So there’s some good done here in putting together a rightful order. But it ruins that particular controversial aspect of a list like this: who’s fool enough to argue that an interloper could crack that top three?
Instead, I’m left to take issue with Minnesota being seventh, and…
Conundrum #3: …the Detroit Lions being 27th.
That means that there are five worse franchises in the NFL than the we-invented-the-term-sad-sack Lions.
The Cardinals must be down there because they’re soul-crushingly awful, too. The Saints deserve a low ranking, but lower than the Lions? The Texans at least have hope. The Browns spent a decade in the vicinity of the Super Bowl. The Jets are only lower than the Lions because of an asinine bit of work on the “coaching changes” category, where Bill Belichick’s one-day tenure cost the Jets ten points, and Barry Sanders.
But the Lions have one playoff win in their post-1970 history. The Falcons, one spot above them, went to a Super Bowl and another conference championship game; the Jets, below, have six wins, and even the Saints have more playoff wins than Detroit’s toothless team.
One transcendent player playing well against all odds does not a team elevate.
This brings me to:
Conundrum #4: Why are these power rankings not that subjective?
There’s a lot of statistical mumbo jumbo involved here, and that’s not like ESPN at all. I need Chris Berman bellowing about the Buffalo Bills circling the wagons to make the top 20, the fun little tweak at Giants fans that is the Patriots making the top 10 above them by a solid 56-point margin, and Emmitt Smith yapping about the Cowboys’ insurance and sustenance excrement. (You figure it out.)
No, instead, we’ve got a metric that can’t calculate the ups and downs and values of long stretches of dominance. I think a team with repeated losing seasons losing fans should be docked points; likewise, two Super Bowls back-to-back should be given a bonus to reflect that team’s dominance over that period.
If you’re going to use draft busts, you should use draft successes, too: the number of draft picks to become All-Pros with their drafted team should count for something.
And there are excitement and history factors missing, here: I don’t mean to say the San Diego Chargers are better than the Panthers, but Air Coryell and the Kellen Winslow Game don’t count for more than the team of Kevin Greene and Tim Biakabutuka?

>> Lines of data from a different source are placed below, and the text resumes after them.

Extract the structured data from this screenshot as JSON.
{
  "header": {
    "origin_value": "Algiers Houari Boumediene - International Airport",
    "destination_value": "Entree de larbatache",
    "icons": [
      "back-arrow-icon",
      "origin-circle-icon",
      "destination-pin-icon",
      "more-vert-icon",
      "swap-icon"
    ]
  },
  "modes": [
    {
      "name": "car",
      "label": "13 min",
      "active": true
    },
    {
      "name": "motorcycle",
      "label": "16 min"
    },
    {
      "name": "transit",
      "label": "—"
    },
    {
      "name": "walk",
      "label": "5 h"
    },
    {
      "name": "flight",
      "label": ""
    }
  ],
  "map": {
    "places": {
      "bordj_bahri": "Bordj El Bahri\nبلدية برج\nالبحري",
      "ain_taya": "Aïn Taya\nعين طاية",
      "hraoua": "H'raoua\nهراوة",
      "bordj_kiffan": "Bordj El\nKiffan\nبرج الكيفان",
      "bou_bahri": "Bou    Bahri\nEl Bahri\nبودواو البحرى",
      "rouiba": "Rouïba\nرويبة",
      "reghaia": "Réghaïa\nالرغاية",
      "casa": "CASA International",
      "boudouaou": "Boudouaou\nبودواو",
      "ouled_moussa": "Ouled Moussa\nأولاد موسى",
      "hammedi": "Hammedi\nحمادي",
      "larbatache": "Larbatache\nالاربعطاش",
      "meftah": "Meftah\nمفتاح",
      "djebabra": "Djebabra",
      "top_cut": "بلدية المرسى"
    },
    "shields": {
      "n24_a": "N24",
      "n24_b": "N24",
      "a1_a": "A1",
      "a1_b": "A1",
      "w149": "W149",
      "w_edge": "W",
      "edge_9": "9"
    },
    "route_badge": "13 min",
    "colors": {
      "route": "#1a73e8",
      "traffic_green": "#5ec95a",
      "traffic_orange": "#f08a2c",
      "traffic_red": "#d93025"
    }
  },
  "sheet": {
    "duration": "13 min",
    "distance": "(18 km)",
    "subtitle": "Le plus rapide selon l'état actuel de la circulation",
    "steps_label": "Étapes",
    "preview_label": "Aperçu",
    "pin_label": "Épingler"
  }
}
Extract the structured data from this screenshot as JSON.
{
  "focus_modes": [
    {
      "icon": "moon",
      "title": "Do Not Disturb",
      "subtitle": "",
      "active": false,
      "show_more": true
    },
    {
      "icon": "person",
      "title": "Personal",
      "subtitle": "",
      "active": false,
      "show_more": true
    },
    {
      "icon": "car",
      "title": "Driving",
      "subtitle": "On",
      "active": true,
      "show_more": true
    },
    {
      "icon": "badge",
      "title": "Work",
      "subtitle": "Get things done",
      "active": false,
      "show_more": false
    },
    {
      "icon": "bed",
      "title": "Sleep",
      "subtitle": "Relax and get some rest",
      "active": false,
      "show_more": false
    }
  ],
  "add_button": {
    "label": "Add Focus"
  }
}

The Chargers are one of the flagship AFL teams, and represented that early post-merger era to many; the Panthers represent an island in the southern sea of NASCAR.
I could say, here, that cutting this off at the merger obviously erases the lion’s share of the history of the Philadelphia Eagles, the Cleveland Browns, the Packers, and the Bears, but, eh, what are non-Super Bowl titles, here?
And, as for prestige: why is “Monday Night Football,” which has been a product of Disney/ABC/ESPN since its inception, more important than, say, a Don Jenkins feature or a revealing book like Jeff Pearlman’s “Boys Will Be Boys”? Those games are on for four hours; the stories stay with teams.
It might be a more arduous task to put together an all-time power rankings that evenly balances pre- and post-merger performance and takes more things into consideration.
But it would be more worthwhile, too.